Some prefer sand over gravel for its natural look. There are several factors you have to consider to come to a decision finally.
Sand And Gravel- Find The Key Difference
Setting Up The Fish Tanks
To set up your tank with gravel is relatively easy. It requires only a basic rinse wash and close supervision before placing it inside the tank.
Cloudiness is the main challenge if you use sand. You have to go through a lengthy process to settle down the cloudiness. And before installing it inside, you have to do a lot of rinse wash. You may require ten or even more rinse to get a clear vision of the aquarium.
But you will feel rewarded after this elaborate cleaning process.
Sand Enhances The Beauty Factor Of The Fish Tanks Multiple Times
If you can tolerate the lengthy set-up process, then sand is going to rock your aquarium with its more natural and polished look.
Gravel can also give a great look, depending on its color. It is good to have dark earthy-toned gravel to have the essence of nature.
The Cleaning Of The Substrate
To get a crystal clear look, cleaning at a regular interval is essential. They have a diverse cleaning procedure.
Gravel: The food particles and waste fall in the cracks and gaps and prevents them from getting a tidy look. A gravel vacuum is needed to suck up all those wastes properly, which is not possible by hand.
Sand: Cleaning the sand is comparatively easy as you can see all the dirt get accumulated there in the tank, and it impossible to avoid as the dirt is collected on the top of the sand layer.
If you can clean the aquarium whenever you change the water, dirt will not be collected for long, and you will always get a cleaner look. The cleaning will take lesser time too.
The Air Pocket Is An Issue With Sand
There are possibilities of air pocket formation if sand is the substrate you use. For a shallow sandbank, it does not form, but for thicker layers, it is a severe issue. The waste gets collected in the empty pockets, and over time, it gets toxic.
The only way to get rid of this is proper maintenance.
Difference In Cost

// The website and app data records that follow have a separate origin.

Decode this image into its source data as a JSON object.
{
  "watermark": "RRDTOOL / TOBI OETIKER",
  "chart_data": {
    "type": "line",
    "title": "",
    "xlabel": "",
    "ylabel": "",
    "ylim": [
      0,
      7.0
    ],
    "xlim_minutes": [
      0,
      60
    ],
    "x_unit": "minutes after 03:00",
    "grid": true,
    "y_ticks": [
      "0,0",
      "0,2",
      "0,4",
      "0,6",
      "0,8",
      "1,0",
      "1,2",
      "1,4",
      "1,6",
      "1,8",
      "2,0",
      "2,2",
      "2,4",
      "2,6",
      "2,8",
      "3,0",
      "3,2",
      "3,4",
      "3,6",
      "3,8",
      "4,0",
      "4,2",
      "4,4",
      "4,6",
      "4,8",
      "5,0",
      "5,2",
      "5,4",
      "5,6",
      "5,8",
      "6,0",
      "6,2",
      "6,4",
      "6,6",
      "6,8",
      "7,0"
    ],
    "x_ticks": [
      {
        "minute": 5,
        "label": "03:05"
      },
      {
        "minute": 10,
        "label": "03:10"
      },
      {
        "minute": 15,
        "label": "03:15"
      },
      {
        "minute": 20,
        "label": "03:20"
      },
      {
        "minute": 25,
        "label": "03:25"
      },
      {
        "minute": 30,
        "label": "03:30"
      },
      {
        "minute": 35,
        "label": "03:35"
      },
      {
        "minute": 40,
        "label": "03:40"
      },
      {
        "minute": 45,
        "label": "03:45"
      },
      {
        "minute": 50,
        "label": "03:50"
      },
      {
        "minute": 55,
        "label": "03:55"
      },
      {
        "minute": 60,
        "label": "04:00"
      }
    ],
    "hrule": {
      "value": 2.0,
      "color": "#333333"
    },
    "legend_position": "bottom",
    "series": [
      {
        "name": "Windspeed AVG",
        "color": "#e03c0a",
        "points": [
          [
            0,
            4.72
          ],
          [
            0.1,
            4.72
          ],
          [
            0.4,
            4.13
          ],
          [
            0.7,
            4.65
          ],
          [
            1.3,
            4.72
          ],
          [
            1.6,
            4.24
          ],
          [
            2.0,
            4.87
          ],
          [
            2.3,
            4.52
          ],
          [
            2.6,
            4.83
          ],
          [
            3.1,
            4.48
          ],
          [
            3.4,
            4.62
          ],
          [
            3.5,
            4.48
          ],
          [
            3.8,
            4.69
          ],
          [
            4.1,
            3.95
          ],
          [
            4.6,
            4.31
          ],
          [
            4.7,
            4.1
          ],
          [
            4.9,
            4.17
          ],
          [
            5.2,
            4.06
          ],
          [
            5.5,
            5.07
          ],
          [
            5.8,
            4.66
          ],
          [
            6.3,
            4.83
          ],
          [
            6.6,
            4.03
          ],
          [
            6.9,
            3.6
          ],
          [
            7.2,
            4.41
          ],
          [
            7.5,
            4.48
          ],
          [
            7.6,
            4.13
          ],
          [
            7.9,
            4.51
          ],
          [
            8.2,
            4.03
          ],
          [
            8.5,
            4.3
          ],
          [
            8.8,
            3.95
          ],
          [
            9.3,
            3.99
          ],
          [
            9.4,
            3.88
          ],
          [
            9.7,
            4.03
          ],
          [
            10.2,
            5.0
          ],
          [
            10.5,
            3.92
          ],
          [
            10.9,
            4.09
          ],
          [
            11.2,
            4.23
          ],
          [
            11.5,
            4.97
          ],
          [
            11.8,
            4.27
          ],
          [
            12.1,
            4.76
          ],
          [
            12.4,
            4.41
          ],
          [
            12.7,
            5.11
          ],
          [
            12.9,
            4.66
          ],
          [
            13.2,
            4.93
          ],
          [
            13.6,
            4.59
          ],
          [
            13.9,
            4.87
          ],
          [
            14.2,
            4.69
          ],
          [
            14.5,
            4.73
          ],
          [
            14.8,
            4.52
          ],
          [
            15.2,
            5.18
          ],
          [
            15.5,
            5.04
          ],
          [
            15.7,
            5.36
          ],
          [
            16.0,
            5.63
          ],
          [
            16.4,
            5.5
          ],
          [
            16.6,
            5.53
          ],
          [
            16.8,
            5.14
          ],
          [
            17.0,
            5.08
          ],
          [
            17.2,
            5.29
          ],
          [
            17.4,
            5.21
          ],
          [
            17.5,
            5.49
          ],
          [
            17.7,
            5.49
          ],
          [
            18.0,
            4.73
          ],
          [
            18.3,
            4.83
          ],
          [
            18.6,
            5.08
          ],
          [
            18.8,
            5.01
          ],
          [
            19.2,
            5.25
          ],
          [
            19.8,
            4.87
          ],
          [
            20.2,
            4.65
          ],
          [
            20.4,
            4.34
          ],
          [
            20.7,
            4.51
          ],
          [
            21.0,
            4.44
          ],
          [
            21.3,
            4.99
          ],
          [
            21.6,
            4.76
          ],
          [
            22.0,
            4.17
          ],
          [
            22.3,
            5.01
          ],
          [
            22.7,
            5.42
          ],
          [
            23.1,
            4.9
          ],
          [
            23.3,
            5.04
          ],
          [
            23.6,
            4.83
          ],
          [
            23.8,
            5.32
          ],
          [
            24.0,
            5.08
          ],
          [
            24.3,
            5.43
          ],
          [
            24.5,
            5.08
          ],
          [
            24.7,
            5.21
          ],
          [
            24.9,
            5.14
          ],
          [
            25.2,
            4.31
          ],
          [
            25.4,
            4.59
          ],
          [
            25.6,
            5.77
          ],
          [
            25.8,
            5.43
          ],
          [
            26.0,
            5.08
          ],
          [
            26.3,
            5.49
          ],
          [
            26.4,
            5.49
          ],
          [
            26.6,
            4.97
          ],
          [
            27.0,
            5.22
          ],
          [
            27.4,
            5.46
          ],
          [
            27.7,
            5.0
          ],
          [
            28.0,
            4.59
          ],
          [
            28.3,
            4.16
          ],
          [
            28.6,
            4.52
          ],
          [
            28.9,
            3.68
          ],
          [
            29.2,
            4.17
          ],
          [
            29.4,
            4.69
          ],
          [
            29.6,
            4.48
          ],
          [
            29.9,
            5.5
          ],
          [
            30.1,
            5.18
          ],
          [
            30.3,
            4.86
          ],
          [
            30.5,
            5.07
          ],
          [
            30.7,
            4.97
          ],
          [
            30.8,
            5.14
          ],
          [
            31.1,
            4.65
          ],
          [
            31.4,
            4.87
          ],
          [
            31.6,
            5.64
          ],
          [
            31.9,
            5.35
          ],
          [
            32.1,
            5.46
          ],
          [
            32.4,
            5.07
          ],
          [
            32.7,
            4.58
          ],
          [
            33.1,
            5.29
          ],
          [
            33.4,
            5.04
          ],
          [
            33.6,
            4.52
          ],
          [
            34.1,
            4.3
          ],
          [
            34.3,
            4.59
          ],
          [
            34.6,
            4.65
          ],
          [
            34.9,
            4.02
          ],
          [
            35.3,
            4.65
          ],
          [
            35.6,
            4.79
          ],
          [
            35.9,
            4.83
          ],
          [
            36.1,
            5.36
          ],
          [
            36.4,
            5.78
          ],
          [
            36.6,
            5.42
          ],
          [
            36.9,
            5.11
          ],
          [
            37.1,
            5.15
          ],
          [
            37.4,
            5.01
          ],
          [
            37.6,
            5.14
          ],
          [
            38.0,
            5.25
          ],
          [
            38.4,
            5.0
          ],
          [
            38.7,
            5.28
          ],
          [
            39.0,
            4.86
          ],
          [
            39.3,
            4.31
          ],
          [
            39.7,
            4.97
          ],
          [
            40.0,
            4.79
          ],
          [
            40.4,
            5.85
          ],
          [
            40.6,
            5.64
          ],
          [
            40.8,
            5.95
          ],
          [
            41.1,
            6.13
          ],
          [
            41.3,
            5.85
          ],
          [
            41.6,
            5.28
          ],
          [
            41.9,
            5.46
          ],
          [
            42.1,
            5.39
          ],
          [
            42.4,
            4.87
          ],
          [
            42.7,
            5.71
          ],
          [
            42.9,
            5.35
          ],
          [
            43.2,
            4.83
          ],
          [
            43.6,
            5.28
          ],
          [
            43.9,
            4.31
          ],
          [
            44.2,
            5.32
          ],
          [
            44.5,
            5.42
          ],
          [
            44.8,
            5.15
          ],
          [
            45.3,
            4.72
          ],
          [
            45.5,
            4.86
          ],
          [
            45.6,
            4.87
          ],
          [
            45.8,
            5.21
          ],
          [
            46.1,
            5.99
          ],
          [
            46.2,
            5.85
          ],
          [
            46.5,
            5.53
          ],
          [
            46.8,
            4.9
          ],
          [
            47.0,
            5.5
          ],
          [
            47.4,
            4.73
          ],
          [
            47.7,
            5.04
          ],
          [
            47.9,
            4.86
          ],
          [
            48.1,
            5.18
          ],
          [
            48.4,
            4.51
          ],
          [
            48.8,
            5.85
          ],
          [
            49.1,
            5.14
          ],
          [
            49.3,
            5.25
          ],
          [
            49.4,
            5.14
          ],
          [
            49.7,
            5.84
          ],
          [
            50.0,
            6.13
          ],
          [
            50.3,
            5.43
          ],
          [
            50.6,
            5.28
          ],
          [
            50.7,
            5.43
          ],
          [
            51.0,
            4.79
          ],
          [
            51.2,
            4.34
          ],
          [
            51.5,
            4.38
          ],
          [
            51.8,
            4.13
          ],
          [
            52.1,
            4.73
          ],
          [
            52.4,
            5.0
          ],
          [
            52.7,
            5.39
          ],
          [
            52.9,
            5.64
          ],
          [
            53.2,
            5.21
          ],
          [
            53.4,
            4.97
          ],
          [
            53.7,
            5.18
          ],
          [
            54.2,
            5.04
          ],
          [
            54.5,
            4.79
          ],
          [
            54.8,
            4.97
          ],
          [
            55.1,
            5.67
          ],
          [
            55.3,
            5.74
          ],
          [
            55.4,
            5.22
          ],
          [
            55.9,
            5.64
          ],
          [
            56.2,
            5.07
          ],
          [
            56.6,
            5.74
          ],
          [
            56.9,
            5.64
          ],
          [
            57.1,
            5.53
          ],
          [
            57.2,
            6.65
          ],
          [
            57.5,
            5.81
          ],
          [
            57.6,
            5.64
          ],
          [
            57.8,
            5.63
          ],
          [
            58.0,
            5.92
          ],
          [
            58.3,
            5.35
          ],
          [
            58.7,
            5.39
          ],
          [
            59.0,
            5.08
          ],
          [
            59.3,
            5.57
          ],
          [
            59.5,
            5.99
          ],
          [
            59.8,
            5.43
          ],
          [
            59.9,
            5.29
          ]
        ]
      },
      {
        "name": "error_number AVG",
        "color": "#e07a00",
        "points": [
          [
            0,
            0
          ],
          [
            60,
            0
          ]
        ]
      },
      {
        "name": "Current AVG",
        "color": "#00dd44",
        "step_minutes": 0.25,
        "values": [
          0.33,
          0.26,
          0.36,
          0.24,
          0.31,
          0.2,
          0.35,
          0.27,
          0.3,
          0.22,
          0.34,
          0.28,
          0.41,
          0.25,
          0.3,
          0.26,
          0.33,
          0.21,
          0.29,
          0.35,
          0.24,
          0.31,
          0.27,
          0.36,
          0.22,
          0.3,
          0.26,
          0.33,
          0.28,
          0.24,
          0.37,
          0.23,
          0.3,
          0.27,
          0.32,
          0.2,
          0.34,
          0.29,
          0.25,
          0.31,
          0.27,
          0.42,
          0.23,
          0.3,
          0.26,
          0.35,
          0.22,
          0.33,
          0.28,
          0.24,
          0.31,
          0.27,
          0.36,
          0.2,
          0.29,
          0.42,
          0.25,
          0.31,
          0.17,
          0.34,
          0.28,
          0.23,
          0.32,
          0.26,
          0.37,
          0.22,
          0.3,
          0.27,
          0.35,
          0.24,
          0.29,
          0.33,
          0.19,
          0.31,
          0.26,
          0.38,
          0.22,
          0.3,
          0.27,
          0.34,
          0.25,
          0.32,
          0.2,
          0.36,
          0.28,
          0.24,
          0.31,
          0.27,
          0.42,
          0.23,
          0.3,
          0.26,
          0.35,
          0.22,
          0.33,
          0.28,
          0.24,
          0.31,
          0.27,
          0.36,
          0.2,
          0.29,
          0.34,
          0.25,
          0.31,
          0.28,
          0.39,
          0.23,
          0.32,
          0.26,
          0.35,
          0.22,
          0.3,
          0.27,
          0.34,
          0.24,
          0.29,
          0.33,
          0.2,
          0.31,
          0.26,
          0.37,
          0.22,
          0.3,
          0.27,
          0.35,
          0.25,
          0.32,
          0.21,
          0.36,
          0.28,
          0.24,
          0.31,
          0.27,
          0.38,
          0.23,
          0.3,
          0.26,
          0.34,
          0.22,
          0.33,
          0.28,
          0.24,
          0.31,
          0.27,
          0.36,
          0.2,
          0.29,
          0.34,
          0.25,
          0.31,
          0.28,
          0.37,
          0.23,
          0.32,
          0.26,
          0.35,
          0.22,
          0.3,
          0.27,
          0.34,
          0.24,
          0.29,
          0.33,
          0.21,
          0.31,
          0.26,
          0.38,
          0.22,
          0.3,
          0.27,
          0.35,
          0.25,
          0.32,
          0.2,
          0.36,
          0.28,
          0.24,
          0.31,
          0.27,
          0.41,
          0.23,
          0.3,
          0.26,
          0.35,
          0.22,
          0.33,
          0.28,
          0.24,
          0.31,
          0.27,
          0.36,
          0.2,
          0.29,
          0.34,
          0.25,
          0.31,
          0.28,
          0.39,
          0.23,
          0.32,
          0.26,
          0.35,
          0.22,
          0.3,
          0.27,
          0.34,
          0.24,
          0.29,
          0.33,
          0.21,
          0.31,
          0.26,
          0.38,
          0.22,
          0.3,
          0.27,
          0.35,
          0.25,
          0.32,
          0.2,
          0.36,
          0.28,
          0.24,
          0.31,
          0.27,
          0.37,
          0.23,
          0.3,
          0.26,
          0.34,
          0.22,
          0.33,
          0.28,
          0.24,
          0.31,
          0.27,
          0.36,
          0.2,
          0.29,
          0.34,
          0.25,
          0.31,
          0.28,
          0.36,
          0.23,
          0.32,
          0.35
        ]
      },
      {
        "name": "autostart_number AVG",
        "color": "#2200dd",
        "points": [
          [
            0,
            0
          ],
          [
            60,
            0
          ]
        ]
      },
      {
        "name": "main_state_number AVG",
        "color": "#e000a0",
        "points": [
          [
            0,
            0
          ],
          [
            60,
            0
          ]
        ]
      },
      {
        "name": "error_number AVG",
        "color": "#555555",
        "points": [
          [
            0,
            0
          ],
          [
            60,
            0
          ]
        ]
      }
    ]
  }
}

The cost usually depends on the size, quality, and color. Sand is much cheaper. If you purchase it from the local pet shop, you may have to pay more. Many aquarium owners frequently use blast sand. It is damn cheap. And you will get more color options to make your tank looking more attractive.